Isaacson, who is best known for his lives as Steve Jobs and Leonardo da Vinci, remains an accomplished portrait painter. He captures the frontier spirit of Harvard geneticist George Church in an anecdote of how, when Church was a child, his doctor-in-law father-in-law let him administer hormone injections to his patients (Church recently tested experimental Covid-19 vaccines on itself). Isaacson also has a privileged point of view, knowing the history of Crispr and the personalities who have shaped it. In 2000, as editor-in-chief of Time, he put the two men leading competing efforts to sequence the human genome – Francis Collins and Craig Venter – on the cover. He understands the tensions that lead to discovery and how flawed brilliant people can be. This story was always guaranteed to be a page-turner in his hands. It’s just that science has overtaken biography as a medium. His subject should have been Crispr, not Doudna.

The Code Breaker: Jennifer Doudna, Gene Editing, and the Future of the Human Race is published by Simon & Schuster (£ 30). To order a copy, go to Delivery charges may apply.

read more
Page turner

Who is Page Turner? Judging from “Rock the Block” to Working With an Ex, “Flip or Flop Nashville” Star Is Best Act

If you like home makeover shows but are fed up with the lightly done and dusted off format, we’ve got you covered. But don’t give up hope just yet, because “Rock the Block” Season 2 is here to shake things up!

Season 2 features eight of HGTV’s biggest names in home improvement and design, as they team up in teams of two to completely transform identical three-story suburban properties in just one month. With a budget of $ 225,000 and just a month to do it all, these duos have a lot at stake, including significant bragging rights and a chance to have a street named after them!
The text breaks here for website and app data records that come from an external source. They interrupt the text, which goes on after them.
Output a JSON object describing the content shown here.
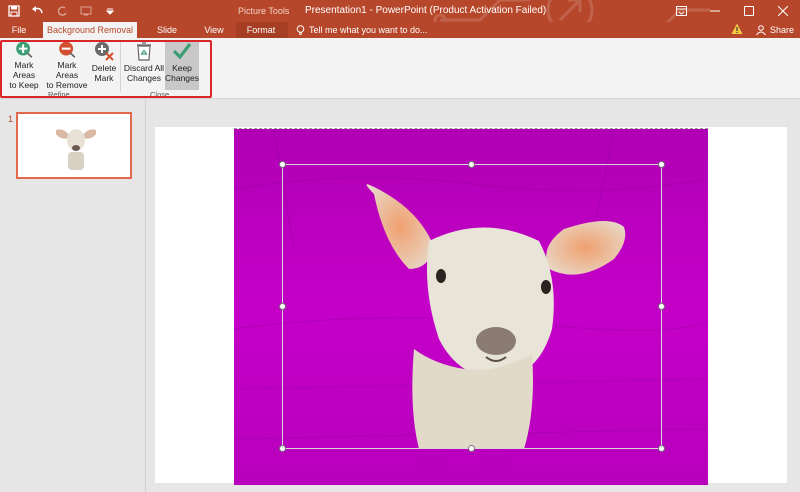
{
  "window": {
    "title": "Presentation1 - PowerPoint (Product Activation Failed)",
    "picture_tools_label": "Picture Tools"
  },
  "tabs": {
    "file": "File",
    "background_removal": "Background Removal",
    "slide_show": "Slide Show",
    "view": "View",
    "format": "Format"
  },
  "tell_me": "Tell me what you want to do...",
  "share": "Share",
  "ribbon": {
    "mark_keep": "Mark Areas\nto Keep",
    "mark_remove": "Mark Areas\nto Remove",
    "delete_mark": "Delete\nMark",
    "discard_all": "Discard All\nChanges",
    "keep_changes": "Keep\nChanges",
    "group_refine": "Refine",
    "group_close": "Close"
  },
  "slides": {
    "current_number": "1"
  },
  "colors": {
    "accent": "#b7472a",
    "removal_overlay": "#c400c8",
    "highlight": "#d9262b"
  },
  "icons": [
    "save-icon",
    "undo-icon",
    "redo-icon",
    "customize-qat-icon",
    "minimize-icon",
    "restore-icon",
    "close-icon",
    "ribbon-display-icon",
    "lightbulb-icon",
    "warning-icon",
    "share-person-icon"
  ]
}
‘Rock The Block’ Season 2: Release Date, Cast, Plot & Everything You Need To Know About HGTV’s Ultimate Face-To-Face On The House Makeover

With the charming Ty Pennington as the host, each challenge will have a different judge who will select the winners. And who better to judge competing makeover show hosts than other hosts! Enter ‘Flip or Flop Nashville’ host Page Turner, who will judge the living room and foyer transformations.
So who exactly is Page Turner? Here’s what we know about the real estate agent and the seasoned entrepreneur.

Turner was dating his co-host, DeRon Jenkins, for quite a while

It’s not always that people are successful in maintaining friendships with their exes, let alone working together. However, Turner and his co-host, former professional athlete turned entrepreneur DeRon Jenkins, prove they are the exception to this rule. The couple met in 2008 and dated for about 5 years before going their separate ways. However, over the years, they maintained their friendship and realized that while they weren’t great as a couple, they worked well as a team. In an HGTV article, Turner hinted that their time as a couple has helped them understand each other as co-workers. “We work very well with each other,” Page said, speaking of their dynamics. “I know exactly what makes him tick, he knows exactly what makes me tick and we do all the work.”

she is a single mother

In addition to being an entrepreneur and host, Turner is also a mother of three daughters. Zaire arrives at the oldest of the trio while Qai and Quincy are twins. We don’t know much about the father of his children. Her children are well over twenty years old, as Zaire and Quincy graduated from college in 2018 and 2019 respectively, as reported by Live RampUp.

She has a net worth of …

Turner is the epitome of “do it till you break it”. Having worked in real estate for over a decade, there is a bit that she hasn’t touched on in her career. She wears many hats, according to her website, identifying herself as “an extraordinary entrepreneur, prime broker, business development coach, vision strategist and founder of EGAP Real Estate and LIFE-Changers, Int’l ™.” So it’s no surprise that his current net worth is estimated at $ 3 million.

Watch Season 2 of “Rock The Block” Mondays at 9 p.m. ET / PT on HGTV and you can stream the same on Discovery +.

If you have an entertainment scoop or story for us, please contact us at (323) 421-7515

read more